A proposed amendment to the Superannuation Industry (Supervision) Regulations 1994, is an inherently blunt instrument that is likely to be ineffective, difficult to administer and is likely to unfairly punish the wrong people, according to the Institute of Public Accountants (IPA).

In its submission to Treasury, on the Exposure Draft of the Treasury Laws Amendment (Miscellaneous and Technical Amendments) Regulations 2020, the IPA has questioned the proposed change requiring accounts and statements to be prepared at least 45 days before the day by which a return is required to be lodged for the entity. Currently, no timeframe is prescribed.

“The IPA does not support the change requiring accounts and statements be prepared at least 45 days in advance of the required lodgement date,” said IPA executive general manager advocacy & policy, Vicki Stylianou.

“Failure to comply with this proposed change could incur a fine of up to $2,220, which is a disproportionate penalty for SMSFs that have lodged a late return.

“A late lodgement may be an indicator of other compliance issues involving the SMSF and this measure will not address these issues.

“The IPA supports timely lodgements and appreciates that this measure attempts to align the requirement to prepare accounts with the latest date by which an auditor can be appointed. However, we believe that instead of encouraging early lodgement, it will place additional pressure on taxpayers and accountants, which may lead to the lodgement of inaccurate or incomplete submissions. This in turn will lead to more remission appeals, increasing the workload of the ATO.
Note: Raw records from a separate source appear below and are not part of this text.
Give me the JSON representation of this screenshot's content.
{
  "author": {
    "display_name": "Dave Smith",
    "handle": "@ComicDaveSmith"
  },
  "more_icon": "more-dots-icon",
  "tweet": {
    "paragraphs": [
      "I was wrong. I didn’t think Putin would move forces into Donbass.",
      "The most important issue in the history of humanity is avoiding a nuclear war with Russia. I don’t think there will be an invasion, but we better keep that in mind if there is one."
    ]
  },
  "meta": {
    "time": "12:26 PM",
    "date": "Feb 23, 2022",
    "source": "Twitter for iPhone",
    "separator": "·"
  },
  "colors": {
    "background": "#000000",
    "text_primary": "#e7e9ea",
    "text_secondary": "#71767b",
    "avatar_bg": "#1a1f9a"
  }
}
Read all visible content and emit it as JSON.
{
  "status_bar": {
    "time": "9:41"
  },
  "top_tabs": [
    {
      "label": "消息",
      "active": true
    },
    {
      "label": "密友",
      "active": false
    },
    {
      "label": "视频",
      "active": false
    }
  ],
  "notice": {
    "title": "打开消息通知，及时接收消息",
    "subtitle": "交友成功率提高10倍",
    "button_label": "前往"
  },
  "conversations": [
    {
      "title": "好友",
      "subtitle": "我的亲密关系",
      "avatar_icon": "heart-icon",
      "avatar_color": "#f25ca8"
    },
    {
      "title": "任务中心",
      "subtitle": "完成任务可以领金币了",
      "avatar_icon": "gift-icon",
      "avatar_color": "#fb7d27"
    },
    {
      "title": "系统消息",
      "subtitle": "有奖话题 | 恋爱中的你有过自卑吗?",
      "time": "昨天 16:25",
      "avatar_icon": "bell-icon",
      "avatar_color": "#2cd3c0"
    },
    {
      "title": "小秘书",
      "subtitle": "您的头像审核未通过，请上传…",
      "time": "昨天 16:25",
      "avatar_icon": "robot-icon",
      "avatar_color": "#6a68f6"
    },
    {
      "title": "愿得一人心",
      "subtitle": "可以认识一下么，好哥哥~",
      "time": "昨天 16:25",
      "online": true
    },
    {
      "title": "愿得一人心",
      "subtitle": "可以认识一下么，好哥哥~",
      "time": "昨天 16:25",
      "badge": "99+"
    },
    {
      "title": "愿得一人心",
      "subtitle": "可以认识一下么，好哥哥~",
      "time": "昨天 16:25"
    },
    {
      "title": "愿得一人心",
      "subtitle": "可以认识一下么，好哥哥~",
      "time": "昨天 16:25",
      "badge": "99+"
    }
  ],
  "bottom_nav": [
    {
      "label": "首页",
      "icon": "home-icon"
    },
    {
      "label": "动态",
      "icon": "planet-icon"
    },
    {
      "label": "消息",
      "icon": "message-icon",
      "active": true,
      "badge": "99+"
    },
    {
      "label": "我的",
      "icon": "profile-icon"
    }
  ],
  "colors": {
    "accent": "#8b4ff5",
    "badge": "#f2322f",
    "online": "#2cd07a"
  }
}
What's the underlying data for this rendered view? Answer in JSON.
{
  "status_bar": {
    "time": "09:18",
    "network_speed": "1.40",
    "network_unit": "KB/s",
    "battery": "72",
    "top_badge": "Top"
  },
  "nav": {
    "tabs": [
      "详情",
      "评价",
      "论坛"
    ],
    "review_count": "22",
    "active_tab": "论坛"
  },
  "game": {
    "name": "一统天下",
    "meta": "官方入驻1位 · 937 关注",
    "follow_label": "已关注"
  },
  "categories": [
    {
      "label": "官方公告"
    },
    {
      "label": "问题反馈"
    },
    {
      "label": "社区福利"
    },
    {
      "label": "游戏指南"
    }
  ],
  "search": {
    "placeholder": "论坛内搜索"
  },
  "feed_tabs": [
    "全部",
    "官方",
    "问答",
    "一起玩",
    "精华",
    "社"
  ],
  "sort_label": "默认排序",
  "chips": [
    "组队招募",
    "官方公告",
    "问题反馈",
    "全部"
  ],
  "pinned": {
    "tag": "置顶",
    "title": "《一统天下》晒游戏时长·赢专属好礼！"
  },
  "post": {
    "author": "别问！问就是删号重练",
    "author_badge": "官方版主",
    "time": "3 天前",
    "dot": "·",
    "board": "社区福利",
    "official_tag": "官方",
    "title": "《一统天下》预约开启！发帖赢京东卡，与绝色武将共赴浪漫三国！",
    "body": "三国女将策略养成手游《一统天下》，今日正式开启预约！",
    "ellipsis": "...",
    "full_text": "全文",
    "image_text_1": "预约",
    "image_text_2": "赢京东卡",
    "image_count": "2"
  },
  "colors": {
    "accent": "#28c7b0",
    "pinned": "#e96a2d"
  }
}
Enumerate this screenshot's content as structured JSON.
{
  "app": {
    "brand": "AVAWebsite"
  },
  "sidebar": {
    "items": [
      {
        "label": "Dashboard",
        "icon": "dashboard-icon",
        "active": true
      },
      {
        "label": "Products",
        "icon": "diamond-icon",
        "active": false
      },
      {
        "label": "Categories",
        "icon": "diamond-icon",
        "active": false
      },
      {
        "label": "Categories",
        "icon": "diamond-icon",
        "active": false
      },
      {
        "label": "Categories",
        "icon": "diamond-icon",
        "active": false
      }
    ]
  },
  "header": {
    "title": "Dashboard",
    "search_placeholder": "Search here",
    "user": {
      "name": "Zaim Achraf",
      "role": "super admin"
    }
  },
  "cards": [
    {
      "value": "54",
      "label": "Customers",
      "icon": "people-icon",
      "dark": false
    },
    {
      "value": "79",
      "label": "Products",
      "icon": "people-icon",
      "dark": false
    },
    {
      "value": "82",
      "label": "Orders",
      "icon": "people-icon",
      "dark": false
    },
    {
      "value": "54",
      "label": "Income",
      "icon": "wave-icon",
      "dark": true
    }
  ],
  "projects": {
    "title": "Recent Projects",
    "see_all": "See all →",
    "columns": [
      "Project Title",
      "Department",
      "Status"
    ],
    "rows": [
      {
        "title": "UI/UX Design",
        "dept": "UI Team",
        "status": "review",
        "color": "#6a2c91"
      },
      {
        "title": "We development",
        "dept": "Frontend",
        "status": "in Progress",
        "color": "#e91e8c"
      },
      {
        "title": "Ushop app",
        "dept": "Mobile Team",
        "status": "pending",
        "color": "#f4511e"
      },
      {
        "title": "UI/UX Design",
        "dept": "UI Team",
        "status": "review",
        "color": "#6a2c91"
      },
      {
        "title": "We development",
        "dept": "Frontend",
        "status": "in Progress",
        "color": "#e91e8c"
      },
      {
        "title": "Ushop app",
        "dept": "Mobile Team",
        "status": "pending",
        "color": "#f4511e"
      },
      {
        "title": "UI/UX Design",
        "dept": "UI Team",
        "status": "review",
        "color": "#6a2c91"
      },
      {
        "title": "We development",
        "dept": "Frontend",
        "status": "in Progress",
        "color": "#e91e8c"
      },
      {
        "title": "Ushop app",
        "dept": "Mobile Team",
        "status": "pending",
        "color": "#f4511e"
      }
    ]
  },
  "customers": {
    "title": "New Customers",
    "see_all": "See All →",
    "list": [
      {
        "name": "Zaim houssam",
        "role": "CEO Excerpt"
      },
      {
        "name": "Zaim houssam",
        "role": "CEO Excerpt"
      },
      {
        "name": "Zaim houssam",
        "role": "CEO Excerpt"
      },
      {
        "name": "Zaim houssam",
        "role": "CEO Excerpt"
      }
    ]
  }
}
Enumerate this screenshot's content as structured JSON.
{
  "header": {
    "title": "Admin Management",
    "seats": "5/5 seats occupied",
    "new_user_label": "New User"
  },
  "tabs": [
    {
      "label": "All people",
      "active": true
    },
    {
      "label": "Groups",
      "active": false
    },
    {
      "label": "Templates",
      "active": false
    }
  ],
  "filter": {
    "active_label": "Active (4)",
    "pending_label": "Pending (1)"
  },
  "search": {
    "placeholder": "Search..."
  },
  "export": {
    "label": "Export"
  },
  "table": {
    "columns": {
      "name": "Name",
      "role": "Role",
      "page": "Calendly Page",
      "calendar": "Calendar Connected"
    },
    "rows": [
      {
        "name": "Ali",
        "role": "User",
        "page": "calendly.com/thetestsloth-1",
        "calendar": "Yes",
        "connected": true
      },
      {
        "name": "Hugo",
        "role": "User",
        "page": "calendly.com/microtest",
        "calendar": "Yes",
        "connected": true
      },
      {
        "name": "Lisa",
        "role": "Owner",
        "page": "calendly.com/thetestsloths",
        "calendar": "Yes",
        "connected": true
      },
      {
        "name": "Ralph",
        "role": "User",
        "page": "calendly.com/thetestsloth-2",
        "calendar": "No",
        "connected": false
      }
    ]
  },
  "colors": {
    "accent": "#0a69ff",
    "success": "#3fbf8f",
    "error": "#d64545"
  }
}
“There are many other opportunities for the ATO to encourage timely lodgement including, being able to remove a fund from the Super Fund Lookup register; and disallowing employers from being able to make superannuation guarantee contributions for SMSF members.

“A key impediment to the 45 day deadline, is the practical reality of non-compliance for those funds having an earlier lodgement date of 31 October, not being able to prepare their accounts by mid-September as many of the managed funds that they rely on, do not publish their information until late September or early October. Newly established SMSFs and those funds that have lodged the annual return in the previous year will be disadvantaged.

“If such funds have investments in managed funds which do not report until the end of September, then the timeframe is totally unrealistic.

“We are unaware of any provisions in superannuation legislation that impose punitive measures for failure to comply with a requirement prior to the associated lodgement date. This proposed amendment would be creating new impositions above and beyond those linked with failure to comply with lodgement dates,” said Ms Stylianou.